Task instructions:
Your job is to copy the lines from the material that include "value".

Data shown:
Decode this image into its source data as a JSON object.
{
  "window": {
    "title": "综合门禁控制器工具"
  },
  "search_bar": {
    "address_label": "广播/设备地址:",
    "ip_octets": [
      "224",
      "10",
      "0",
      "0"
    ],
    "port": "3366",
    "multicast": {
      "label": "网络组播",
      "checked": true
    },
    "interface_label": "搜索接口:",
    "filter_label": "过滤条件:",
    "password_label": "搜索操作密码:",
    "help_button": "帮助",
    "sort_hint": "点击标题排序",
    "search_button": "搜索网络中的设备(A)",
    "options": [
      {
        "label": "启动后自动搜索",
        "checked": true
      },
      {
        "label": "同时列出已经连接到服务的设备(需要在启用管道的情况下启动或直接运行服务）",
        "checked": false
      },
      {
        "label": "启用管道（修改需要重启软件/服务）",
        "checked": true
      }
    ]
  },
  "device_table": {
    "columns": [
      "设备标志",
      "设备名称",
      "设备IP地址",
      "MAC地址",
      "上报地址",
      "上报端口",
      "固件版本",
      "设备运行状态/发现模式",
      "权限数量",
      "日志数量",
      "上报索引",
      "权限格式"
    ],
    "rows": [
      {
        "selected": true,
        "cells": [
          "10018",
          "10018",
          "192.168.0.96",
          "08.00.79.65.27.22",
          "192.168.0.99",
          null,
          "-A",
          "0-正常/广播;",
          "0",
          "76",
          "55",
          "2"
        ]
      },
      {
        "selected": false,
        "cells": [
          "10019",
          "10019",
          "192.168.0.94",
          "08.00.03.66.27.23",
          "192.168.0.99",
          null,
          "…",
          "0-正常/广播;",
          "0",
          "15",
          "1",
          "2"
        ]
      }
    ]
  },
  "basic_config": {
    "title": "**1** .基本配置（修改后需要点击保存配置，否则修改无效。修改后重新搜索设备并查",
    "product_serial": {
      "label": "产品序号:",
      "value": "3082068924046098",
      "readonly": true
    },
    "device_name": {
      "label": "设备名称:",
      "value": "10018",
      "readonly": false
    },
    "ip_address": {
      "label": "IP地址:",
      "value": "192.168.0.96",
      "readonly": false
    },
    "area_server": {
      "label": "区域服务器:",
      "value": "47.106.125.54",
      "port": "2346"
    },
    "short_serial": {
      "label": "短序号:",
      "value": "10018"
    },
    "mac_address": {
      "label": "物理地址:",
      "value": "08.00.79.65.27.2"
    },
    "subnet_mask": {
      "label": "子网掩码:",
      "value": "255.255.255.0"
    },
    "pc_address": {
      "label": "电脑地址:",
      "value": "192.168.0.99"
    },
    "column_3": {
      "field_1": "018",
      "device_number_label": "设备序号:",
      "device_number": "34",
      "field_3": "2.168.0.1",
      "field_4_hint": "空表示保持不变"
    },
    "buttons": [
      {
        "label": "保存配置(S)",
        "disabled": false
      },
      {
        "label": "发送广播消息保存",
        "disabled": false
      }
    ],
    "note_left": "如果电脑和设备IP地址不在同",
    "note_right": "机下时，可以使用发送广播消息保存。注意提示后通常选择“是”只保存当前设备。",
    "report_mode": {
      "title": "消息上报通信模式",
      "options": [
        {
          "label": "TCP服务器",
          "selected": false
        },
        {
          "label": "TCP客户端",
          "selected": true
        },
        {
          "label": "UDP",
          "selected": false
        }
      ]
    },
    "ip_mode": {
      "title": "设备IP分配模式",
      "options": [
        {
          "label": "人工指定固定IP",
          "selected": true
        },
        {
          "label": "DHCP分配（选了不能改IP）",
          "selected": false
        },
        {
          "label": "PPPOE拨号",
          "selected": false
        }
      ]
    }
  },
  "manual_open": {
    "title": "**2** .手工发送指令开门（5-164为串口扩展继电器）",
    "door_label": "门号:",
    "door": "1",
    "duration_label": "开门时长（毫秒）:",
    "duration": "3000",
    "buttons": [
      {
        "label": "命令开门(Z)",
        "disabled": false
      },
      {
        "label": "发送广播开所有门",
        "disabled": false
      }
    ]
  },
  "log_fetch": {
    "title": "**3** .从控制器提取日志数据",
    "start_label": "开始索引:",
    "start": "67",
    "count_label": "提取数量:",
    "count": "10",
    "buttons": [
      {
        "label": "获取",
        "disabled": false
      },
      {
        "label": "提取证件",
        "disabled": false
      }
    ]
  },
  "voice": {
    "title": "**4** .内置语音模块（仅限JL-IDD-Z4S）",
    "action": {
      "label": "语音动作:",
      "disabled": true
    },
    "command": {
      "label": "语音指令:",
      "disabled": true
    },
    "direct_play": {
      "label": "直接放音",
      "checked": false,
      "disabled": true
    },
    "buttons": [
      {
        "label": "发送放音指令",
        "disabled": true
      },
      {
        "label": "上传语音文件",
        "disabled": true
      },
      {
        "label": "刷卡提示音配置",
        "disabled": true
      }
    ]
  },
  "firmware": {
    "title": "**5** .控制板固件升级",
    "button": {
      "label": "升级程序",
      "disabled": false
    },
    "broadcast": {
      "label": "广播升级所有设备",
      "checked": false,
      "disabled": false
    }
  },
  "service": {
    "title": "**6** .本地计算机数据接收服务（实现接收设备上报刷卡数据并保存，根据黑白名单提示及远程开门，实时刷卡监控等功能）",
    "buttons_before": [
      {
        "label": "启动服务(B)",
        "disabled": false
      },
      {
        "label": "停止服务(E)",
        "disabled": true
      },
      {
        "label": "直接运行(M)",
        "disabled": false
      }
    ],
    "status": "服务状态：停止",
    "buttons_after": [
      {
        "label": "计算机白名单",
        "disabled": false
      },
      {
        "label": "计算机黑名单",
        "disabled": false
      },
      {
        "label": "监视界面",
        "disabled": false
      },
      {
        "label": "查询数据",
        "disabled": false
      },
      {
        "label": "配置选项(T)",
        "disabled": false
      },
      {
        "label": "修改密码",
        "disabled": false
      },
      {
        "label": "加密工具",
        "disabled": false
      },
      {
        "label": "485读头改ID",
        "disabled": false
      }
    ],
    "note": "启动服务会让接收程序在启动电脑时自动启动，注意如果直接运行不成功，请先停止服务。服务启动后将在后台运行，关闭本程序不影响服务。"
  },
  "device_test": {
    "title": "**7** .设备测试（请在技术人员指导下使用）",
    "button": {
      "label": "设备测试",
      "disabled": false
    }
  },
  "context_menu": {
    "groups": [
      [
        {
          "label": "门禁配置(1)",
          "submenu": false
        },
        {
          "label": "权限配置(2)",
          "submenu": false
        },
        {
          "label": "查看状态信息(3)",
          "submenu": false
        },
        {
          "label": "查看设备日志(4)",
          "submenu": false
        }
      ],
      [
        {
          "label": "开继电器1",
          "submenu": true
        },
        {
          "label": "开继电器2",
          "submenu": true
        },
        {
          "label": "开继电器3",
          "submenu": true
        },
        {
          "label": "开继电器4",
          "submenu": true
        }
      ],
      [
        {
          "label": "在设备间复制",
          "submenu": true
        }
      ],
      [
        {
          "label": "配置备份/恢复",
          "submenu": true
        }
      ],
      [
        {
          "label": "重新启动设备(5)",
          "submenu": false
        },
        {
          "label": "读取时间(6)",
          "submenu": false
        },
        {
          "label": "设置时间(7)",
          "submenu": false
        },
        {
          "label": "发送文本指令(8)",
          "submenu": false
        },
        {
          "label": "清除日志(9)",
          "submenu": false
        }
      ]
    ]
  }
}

Problem solution:
      "value": "3082068924046098",
      "value": "10018",
      "value": "192.168.0.96",
      "value": "47.106.125.54",
      "value": "10018"
      "value": "08.00.79.65.27.2"
      "value": "255.255.255.0"
      "value": "192.168.0.99"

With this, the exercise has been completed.